|International Classification||H01L41/293, H02N2/04, H01L41/047, H01L41/083|
|Cooperative Classification||H01L41/293, H01L41/0838, H01L41/0472|
|European Classification||H01L41/047D, H01L41/083S, H01L41/293|
|Mar 1, 2002||AS||Assignment|
Owner name: CEREMTEC AG., GERMANY
Free format text: ASSIGNMENT OF ASSIGNORS INTEREST;ASSIGNORS:BINDIG, RAINER;SCHREINER, HANS-JURGEN;REEL/FRAME:012663/0143;SIGNING DATES FROM 20020122 TO 20020124
|Apr 21, 2003||AS||Assignment|
Owner name: CERAMTEC AG INNOVATIVE CERAMIC ENGINEERING, GERMAN

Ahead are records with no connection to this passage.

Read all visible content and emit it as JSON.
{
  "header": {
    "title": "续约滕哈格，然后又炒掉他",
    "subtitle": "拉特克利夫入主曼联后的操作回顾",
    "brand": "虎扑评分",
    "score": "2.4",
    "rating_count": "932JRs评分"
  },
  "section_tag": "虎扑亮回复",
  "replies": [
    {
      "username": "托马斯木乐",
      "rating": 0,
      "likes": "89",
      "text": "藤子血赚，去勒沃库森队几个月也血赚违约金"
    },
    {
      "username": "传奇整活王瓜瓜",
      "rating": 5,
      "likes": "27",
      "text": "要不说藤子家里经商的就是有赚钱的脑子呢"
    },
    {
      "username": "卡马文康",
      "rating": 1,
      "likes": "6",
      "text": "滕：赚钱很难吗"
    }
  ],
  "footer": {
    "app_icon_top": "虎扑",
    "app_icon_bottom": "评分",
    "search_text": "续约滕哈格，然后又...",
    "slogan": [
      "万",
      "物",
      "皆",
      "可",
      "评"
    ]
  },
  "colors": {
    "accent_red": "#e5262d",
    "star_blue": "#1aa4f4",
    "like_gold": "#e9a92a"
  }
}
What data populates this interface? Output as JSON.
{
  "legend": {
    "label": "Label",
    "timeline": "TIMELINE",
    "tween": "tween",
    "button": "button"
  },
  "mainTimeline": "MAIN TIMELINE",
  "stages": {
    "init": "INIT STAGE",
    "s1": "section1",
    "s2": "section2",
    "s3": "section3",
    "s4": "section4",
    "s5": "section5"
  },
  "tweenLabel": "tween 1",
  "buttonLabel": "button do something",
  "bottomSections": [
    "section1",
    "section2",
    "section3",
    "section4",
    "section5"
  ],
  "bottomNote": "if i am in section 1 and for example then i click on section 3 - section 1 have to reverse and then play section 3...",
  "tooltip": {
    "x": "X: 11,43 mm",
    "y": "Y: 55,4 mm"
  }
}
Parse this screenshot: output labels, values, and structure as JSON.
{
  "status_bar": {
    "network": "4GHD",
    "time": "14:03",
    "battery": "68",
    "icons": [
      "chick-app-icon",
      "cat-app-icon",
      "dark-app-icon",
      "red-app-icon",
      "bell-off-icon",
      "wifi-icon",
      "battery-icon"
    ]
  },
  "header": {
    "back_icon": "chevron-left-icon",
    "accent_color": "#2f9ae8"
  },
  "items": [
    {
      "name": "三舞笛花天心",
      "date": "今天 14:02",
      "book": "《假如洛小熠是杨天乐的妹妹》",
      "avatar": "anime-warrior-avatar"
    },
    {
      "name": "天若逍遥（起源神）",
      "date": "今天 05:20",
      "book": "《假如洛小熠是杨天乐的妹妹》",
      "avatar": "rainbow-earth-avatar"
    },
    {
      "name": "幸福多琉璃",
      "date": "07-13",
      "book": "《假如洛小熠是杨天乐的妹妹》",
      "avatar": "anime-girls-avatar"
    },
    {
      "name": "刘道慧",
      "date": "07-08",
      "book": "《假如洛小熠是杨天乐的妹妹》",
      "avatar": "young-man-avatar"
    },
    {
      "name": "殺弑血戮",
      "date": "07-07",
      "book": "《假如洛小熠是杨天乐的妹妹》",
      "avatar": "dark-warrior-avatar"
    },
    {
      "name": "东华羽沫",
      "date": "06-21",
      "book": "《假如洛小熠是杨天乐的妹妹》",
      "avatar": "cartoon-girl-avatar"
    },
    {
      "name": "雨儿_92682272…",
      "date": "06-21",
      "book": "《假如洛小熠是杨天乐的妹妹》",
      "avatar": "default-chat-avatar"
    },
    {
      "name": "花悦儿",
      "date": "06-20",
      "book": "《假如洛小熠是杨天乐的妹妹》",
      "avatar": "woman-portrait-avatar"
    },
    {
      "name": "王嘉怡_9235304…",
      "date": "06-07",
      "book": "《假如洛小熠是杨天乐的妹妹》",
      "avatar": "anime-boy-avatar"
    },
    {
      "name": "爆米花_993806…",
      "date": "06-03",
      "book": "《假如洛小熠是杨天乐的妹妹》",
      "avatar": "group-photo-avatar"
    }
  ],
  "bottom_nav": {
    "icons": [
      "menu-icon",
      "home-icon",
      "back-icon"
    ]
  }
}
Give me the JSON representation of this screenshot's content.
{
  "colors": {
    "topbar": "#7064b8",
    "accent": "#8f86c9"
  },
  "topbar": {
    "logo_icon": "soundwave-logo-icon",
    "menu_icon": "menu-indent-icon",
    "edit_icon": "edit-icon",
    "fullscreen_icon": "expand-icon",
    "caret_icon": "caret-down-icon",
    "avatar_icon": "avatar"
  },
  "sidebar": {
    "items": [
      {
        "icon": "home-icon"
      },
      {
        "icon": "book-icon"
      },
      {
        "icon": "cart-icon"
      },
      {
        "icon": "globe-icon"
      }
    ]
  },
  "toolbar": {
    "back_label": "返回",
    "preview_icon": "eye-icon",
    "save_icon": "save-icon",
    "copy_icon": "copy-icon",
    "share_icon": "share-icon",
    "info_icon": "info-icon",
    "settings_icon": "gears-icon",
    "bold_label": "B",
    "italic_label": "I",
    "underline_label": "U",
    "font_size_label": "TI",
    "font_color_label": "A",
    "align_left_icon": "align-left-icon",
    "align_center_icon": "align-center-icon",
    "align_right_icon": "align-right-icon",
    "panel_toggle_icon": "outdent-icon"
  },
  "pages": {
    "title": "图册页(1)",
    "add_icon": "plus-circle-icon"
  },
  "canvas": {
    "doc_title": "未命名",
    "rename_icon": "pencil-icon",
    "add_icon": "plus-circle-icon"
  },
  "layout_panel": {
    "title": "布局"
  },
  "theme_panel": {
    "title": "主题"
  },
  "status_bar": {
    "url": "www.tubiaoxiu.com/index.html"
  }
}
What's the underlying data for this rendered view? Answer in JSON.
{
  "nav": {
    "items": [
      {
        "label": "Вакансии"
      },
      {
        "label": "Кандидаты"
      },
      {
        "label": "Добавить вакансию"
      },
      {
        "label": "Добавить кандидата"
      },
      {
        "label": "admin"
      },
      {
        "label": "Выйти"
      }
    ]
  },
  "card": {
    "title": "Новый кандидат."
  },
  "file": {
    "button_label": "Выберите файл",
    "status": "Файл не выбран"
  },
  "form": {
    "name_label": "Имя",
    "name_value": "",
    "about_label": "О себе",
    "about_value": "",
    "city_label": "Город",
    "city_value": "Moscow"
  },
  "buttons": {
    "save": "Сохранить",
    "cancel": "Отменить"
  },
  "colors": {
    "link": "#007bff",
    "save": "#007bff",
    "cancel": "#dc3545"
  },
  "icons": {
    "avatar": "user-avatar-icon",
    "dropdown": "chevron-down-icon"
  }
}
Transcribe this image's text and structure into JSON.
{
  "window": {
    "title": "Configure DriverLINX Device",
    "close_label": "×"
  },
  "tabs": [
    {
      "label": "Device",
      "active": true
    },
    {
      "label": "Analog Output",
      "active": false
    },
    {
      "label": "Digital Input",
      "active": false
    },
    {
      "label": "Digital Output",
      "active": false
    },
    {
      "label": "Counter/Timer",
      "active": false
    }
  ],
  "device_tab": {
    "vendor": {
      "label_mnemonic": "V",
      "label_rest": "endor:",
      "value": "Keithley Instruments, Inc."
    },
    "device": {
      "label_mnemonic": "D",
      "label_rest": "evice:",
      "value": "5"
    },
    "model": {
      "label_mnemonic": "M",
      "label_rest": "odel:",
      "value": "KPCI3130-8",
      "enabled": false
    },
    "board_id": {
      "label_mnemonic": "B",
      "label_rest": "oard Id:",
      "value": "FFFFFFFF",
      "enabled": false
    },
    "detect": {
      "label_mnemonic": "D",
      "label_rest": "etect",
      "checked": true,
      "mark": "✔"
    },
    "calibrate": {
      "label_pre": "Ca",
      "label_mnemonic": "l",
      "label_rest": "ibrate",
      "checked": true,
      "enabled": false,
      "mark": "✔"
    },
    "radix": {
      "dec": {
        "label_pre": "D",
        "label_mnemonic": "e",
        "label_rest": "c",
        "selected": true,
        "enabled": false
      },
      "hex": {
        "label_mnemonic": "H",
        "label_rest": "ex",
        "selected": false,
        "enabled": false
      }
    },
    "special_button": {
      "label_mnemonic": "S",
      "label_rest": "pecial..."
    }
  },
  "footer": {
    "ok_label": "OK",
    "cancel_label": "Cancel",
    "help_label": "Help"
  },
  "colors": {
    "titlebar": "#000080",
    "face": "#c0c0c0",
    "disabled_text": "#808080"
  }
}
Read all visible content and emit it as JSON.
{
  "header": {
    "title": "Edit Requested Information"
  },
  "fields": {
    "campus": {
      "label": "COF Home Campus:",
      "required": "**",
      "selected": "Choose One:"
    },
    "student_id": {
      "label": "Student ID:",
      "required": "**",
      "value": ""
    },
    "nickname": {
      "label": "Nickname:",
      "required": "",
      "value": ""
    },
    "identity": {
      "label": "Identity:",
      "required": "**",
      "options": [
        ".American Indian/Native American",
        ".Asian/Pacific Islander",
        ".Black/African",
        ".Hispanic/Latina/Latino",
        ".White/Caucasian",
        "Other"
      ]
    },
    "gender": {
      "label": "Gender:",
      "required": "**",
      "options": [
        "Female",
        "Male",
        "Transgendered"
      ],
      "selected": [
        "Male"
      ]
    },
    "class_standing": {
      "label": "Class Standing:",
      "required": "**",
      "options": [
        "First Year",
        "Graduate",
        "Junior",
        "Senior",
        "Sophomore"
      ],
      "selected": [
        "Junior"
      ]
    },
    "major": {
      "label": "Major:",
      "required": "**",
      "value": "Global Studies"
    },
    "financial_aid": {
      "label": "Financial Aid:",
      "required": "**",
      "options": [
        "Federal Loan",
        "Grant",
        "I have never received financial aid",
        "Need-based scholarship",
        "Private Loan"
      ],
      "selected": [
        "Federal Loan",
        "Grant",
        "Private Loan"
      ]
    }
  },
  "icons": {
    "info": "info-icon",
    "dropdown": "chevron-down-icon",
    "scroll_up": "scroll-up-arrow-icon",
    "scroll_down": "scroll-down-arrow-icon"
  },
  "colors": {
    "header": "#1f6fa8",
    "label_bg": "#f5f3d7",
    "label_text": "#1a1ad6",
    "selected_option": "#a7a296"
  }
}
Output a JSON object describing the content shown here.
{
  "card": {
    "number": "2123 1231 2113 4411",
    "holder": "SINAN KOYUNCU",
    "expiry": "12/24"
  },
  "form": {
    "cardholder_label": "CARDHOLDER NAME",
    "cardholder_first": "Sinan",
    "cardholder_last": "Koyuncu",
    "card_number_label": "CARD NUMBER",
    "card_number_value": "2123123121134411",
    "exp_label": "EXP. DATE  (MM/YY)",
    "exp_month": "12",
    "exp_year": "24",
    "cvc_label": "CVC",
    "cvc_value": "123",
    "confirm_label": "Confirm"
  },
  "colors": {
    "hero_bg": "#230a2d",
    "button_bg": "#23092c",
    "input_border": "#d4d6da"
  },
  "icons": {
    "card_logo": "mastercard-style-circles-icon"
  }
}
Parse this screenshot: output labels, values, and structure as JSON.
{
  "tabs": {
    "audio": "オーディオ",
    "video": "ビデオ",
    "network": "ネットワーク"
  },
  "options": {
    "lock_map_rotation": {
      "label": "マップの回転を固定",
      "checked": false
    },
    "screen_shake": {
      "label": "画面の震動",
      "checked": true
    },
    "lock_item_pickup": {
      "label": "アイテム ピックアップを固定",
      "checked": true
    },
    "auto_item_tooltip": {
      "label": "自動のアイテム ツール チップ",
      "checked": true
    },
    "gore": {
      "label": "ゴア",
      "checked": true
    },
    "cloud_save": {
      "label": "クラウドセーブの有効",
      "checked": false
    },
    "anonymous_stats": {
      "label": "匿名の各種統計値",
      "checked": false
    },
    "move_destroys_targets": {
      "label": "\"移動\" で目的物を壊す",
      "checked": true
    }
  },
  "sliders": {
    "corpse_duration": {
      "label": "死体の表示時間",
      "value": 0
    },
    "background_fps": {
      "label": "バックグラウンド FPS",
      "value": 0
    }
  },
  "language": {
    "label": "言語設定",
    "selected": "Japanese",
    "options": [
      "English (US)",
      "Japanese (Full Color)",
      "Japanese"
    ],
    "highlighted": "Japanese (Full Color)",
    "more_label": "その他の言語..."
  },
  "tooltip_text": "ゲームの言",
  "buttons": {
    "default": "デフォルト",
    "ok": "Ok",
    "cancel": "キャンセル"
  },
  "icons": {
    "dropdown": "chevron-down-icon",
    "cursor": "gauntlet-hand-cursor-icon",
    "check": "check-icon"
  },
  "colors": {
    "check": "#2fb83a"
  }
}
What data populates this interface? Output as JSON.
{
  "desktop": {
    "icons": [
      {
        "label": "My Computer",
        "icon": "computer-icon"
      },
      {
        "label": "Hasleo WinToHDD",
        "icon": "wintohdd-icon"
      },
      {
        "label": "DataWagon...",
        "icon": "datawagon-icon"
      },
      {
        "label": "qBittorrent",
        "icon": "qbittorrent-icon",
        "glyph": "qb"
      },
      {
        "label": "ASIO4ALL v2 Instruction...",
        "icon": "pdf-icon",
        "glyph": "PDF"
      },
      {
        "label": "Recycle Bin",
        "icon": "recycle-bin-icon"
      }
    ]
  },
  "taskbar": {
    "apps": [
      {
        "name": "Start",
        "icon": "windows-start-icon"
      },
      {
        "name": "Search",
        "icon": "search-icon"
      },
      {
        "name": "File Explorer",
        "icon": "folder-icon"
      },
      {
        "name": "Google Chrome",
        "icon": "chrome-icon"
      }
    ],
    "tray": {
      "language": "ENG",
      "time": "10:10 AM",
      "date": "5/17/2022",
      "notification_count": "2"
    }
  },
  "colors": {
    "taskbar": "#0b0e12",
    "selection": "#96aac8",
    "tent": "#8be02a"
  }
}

Free format text: ASSIGNMENT OF ASSIGNORS INTEREST;ASSIGNORS:BINDIG, RAINER;SCHREINER, HANS-JURGEN;REEL/FRAME:013973/0688;SIGNING DATES FROM 20020122 TO 20020124
|Apr 7, 2008||REMI||Maintenance fee reminder mailed|
|Sep 28, 2008||LAPS||Lapse for failure to pay maintenance fees|
|Nov 18, 2008||FP||Expired due to failure to pay maintenance fee|
Effective date: 20080928